This isn’t a discussion on your search history (so you can all take a breath). Although I’m a big fan of search engines and finding accurate information to help you understand a diagnosis, I also know that a plethora of wrong information is just as accessible.
Patients are often told not to Google things after a discussion with their doctor, and of course, being the humans we are, we will go and do precisely the opposite. (Don’t deny it, we’ve all done it!)
Don’t get me wrong though – I think access to good information is important, just like having strong, evidence based communities These are vital in any diagnosis, and can help patients discover treatment options, find peer support and even understand their situation clearly because of sharing lived experiences.

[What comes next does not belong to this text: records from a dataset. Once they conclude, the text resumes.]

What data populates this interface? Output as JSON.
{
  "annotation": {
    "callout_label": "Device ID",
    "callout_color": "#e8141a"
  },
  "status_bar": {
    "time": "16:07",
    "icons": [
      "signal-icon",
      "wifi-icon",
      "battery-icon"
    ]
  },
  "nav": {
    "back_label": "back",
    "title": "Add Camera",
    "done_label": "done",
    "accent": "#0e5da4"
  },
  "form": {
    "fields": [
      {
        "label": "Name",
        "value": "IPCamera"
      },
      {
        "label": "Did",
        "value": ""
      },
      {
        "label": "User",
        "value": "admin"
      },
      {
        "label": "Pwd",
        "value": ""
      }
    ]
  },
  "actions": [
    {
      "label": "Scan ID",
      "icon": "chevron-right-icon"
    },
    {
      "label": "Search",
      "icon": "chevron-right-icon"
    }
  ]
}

What this post is about though is actively encouraging care providers, family members, and doctors to ask patients about what they have been looking at online in relation to their diagnosis, and what they’re learning in the communities.
But why is this important?
It comes down to this- it gives you insight into the information that is accessible, and how reliable it is. You can actively discuss what they’ve discovered online, help them process the information, and even sort it into fact and fiction.
Online communities can be dominated by one country or region of the world – guidelines and regulations that are important for them may not be relevant to your own country. Screening may be different, and treatment options may vary due to differences in drug regulation, training, and access. This can lead to valuable conversations about the reasons these differences exist, and also reassurance for the patient that the standard of care they are receiving is of a high standard according to their own situation.
It also gives you as a care provider a chance to see what information is available to patients online and discuss its accuracy. (And it can be a learning opportunity – no one is a better expert on their own rare diseases than patients at times 😉 ).
It’s about really opening those communication channels, and talking with patients about what their concerns are. The chances are, if they’re googling, they’re curious and need more information, or they need some extra support in understanding their diagnosis. This is where you can step in and help them understand more, provide suggestions for additional support, and most importantly, build that important trusting relationship that should exist between doctor and patient.
So, What Have You Googled Recently?
Add this question into your routine checkups with patients. Discuss with them what they’ve found, talk about the information and help them understand why it is or isn’t valid. By extension, reach out to the communities and talk with them about the information they provide. (I promise, we don’t bite and we’re usually pretty excited to hear from you).
It’s an opportunity for you to open those conversations and talk with your patients, and even look at the information together so you both can learn.
Most importantly, it’s about building a healthy, trusting relationship and breaking down those white coat barriers.